Why do I say that?
Take a look at BP before the spill. Knowing they are a prime example of ‘big oil’ (boo…hiss), they implemented a coherent strategy to counteract the negative connotations associated with that: they supported every environmentalist initiative they could, such as cap and trade; they loudly called themselves the first ‘green energy’ company; they even rechristened themselves “Beyond Petroleum”. Fat lot of good any of that did to them. As soon as disaster hit, they were “British Petroleum” and vilified with all the gusto they would have been vilified with if they had done none of this.
This got me thinking about the lousiness of corporate PR, how a business can be so good at advertising its products while simultaneously so woefully inadequate at politics. The problem, I believe, is that everybody knows that big companies are there just to make a buck. As a result, their slick ads just look cynical and, if they have any effect at all, it is negative.
The big flaw in today’s corporate PR strategy is that they begin by apologizing for what they do, and if there is one rule in politics (that Red Tories have yet to learn) is that you can’t apologize fast enough to win. When your enemies hear you apologize, they don’t see contrition or moral goodness, they only smell weakness and fear. You win political fights by trumpeting the strength of your case - and by vilifying your opponents.
Instead, corporate PR departments should run ads that say things like:
“Yes our purpose is to selfishly make money, but so what? given that we can only make money by engaging in voluntary transactions. This means we only turn a profit if we make products that are so good and desirable that people voluntarily part with their money in order to acquire those things. The consumer is our king and if you restrict us, it is the consumer who you really punish. And unlike our socialist critics, we actually produce things, many of which required real creativity and effort to produce. We don’t have to ‘give back to the community’ because we give back to the community every day, with jobs, and tax money and products that people want to buy. Our critics are the ones who need to ‘give back to the community’ since they produce nothing and only sponge off of other people’s taxes.”

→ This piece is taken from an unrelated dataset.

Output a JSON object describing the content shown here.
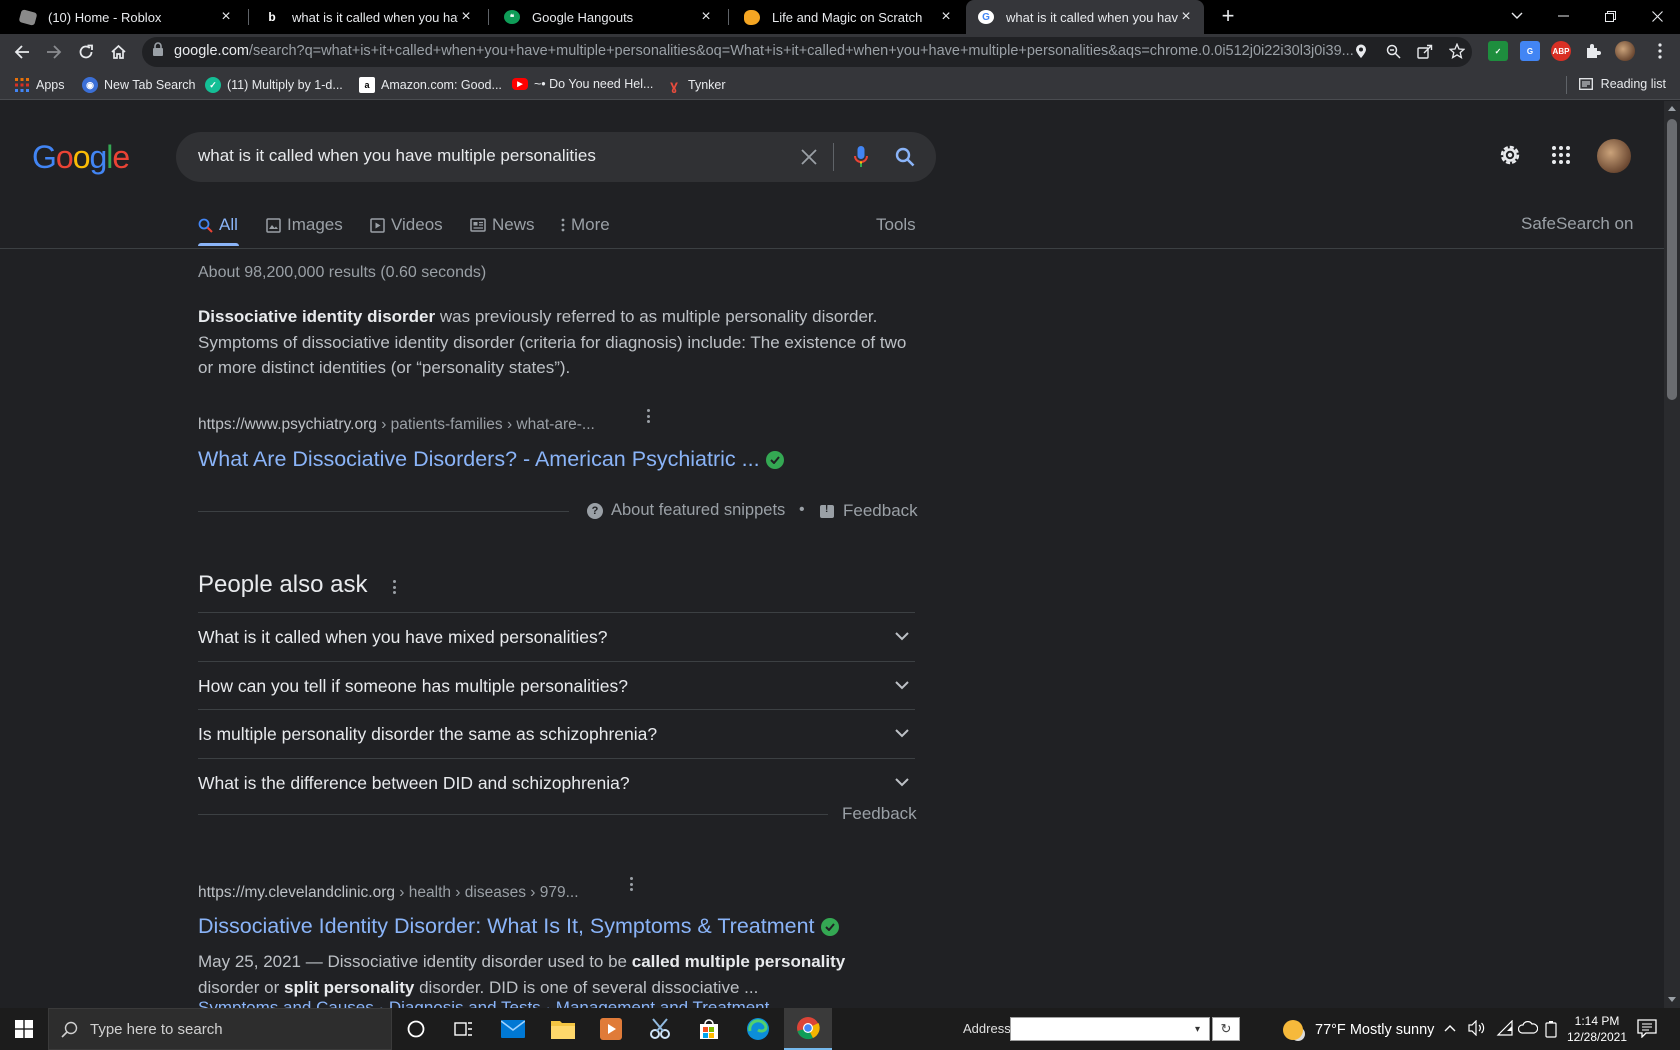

I am not saying that aggressive PR like this, done ahead of time, would allow BP to come out smelling like roses after the Gulf oil spill crisis. Nothing could accomplish that. All that I am saying is that all their prostrating before the environmentalist gods did them no good. Absolutely zero, zip, nada. No favours that they could cash in at crunch time.